Warne gave up 167 runs for the wicket of Geraint Jones while Brett Lee also won praise from Buchanan for his 1 for 139. “I think Brett’s bowled exceptionally well,” he said. “He’s held his pace and bowled good lines. It’s encouraging for the second innings and the rest of the series.

“The measure of Shane’s bowling is how many bad balls there were. He bowled a couple late yesterday when he got tired and maybe a few today. His control has been excellent, he hasn’t got the rub of the green, a bit like Brett.”

Stuart Clark was the only bowler not to win compliments from Buchanan and he was the man who performed the best. Throughout the first two days he troubled England with short and full deliveries and added three victims to continue his strong series.

Excuse me while I roll my eyes at that one. McGrath was clearly not fully fit, and the Australian team heirarchy deserve censure for allowing him to play. Mitchell Johnson probably wouldn’t have fared any better but at least there wouldn’t have been a worry about him worsening an injury.

From an English point of view, the day belonged once again to Collingwood and Pieterson. They were, it has to be admitted, magnificent. They learned their lessons from Brisbane and gave England the whip hand. And it was good to see that Flintoff was prepared, late in the day, to lead aggressively from the front. Fancy declaring, and taking the new ball for himself. Full marks to Freddy on that one!

England can attack on day three.
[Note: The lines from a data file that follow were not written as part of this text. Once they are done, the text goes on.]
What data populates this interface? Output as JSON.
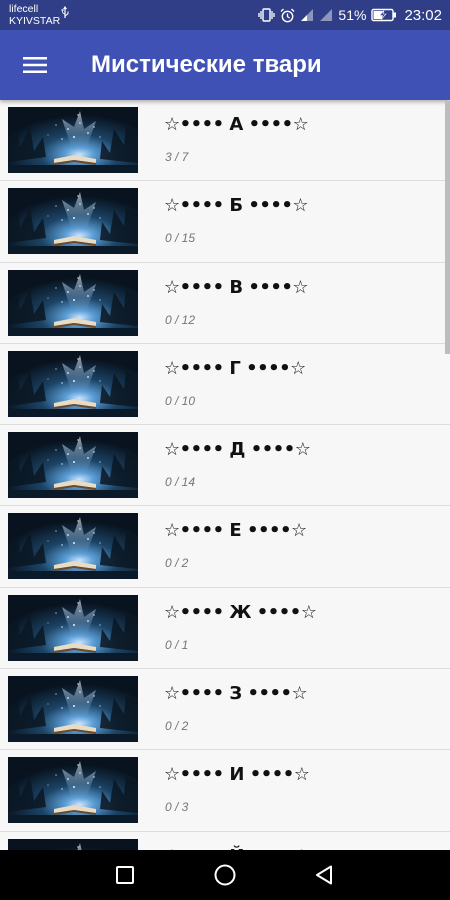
{
  "status_bar": {
    "carrier_line1": "lifecell",
    "carrier_line2": "KYIVSTAR",
    "battery": "51%",
    "time": "23:02",
    "icons": [
      "usb-icon",
      "vibrate-icon",
      "alarm-icon",
      "signal-icon",
      "signal-icon",
      "wifi-icon",
      "battery-charging-icon"
    ]
  },
  "app_bar": {
    "title": "Мистические твари",
    "menu_icon": "hamburger-menu-icon"
  },
  "list": {
    "items": [
      {
        "title": "☆•••• А ••••☆",
        "count": "3 / 7"
      },
      {
        "title": "☆•••• Б ••••☆",
        "count": "0 / 15"
      },
      {
        "title": "☆•••• В ••••☆",
        "count": "0 / 12"
      },
      {
        "title": "☆•••• Г ••••☆",
        "count": "0 / 10"
      },
      {
        "title": "☆•••• Д ••••☆",
        "count": "0 / 14"
      },
      {
        "title": "☆•••• Е ••••☆",
        "count": "0 / 2"
      },
      {
        "title": "☆•••• Ж ••••☆",
        "count": "0 / 1"
      },
      {
        "title": "☆•••• З ••••☆",
        "count": "0 / 2"
      },
      {
        "title": "☆•••• И ••••☆",
        "count": "0 / 3"
      },
      {
        "title": "☆•••• Й ••••☆",
        "count": ""
      }
    ]
  },
  "nav_bar": {
    "icons": [
      "recents-square-icon",
      "home-circle-icon",
      "back-triangle-icon"
    ]
  },
  "colors": {
    "status_bar": "#2f3e86",
    "app_bar": "#3f51b5",
    "list_background": "#f7f7f7",
    "count_text": "#757575"
  }
}
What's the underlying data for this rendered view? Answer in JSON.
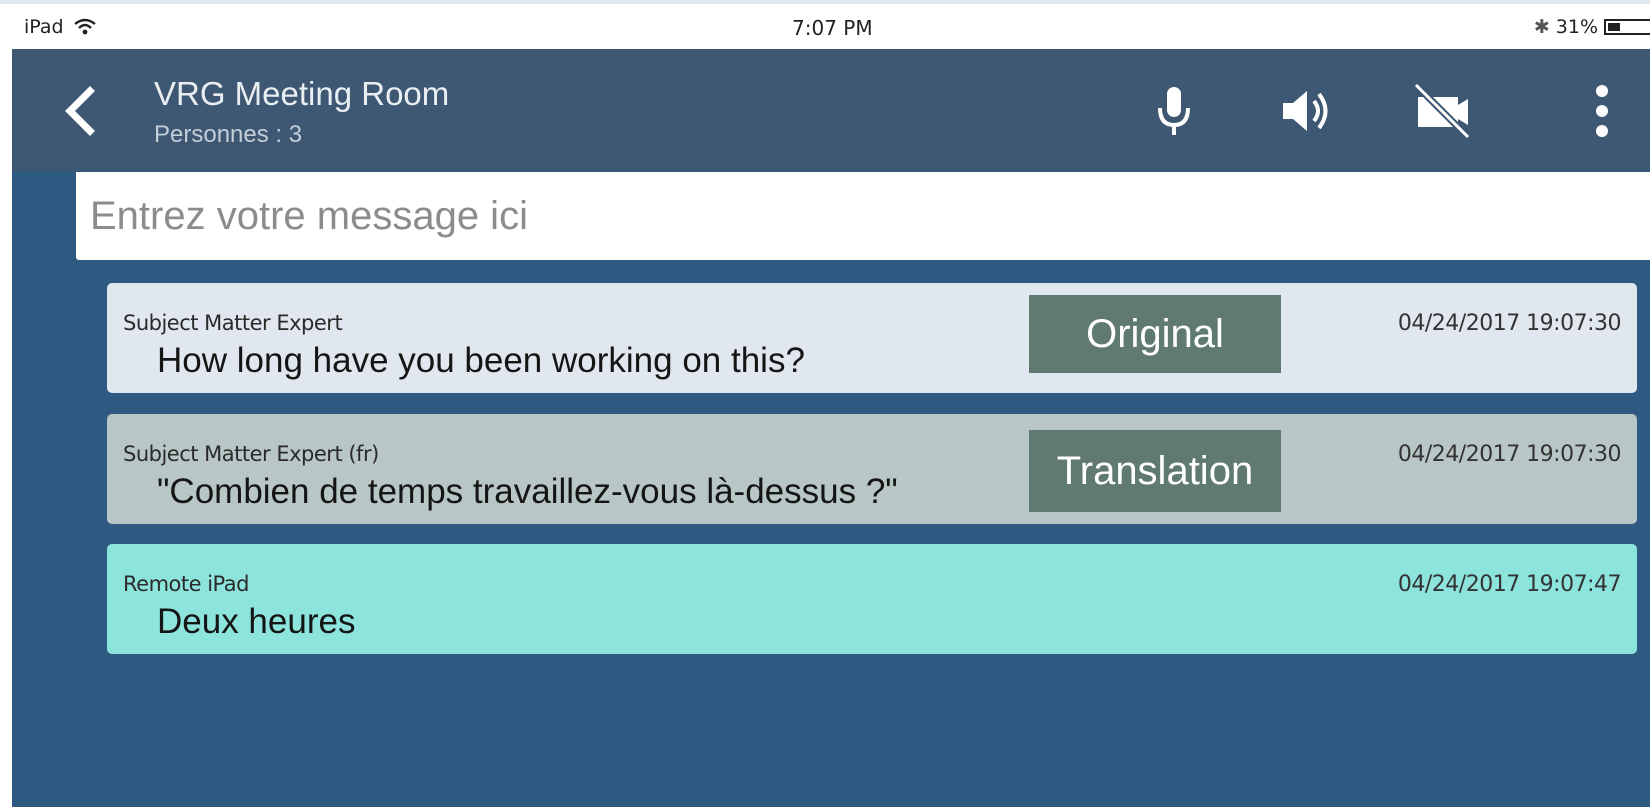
{
  "status_bar": {
    "device": "iPad",
    "time": "7:07 PM",
    "battery": "31%",
    "icons": [
      "wifi-icon",
      "bluetooth-icon",
      "battery-icon"
    ]
  },
  "header": {
    "title": "VRG Meeting Room",
    "subtitle": "Personnes : 3",
    "icons": [
      "back-icon",
      "mic-icon",
      "speaker-icon",
      "video-off-icon",
      "more-icon"
    ]
  },
  "input": {
    "placeholder": "Entrez votre message ici"
  },
  "messages": [
    {
      "sender": "Subject Matter Expert",
      "text": "How long have you been working on this?",
      "timestamp": "04/24/2017 19:07:30",
      "tag": "Original"
    },
    {
      "sender": "Subject Matter Expert (fr)",
      "text": "\"Combien de temps travaillez-vous là-dessus ?\"",
      "timestamp": "04/24/2017 19:07:30",
      "tag": "Translation"
    },
    {
      "sender": "Remote iPad",
      "text": "Deux heures",
      "timestamp": "04/24/2017 19:07:47"
    }
  ],
  "colors": {
    "header": "#3e5874",
    "app_background": "#2e5a82",
    "original_bg": "#e1e7ef",
    "translation_bg": "#b8c6c6",
    "remote_bg": "#8ce4dc",
    "tag_button": "#607a72"
  }
}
It will be interesting to see how Australia’s batsmen, and England’s bowlers, respond to the challenge.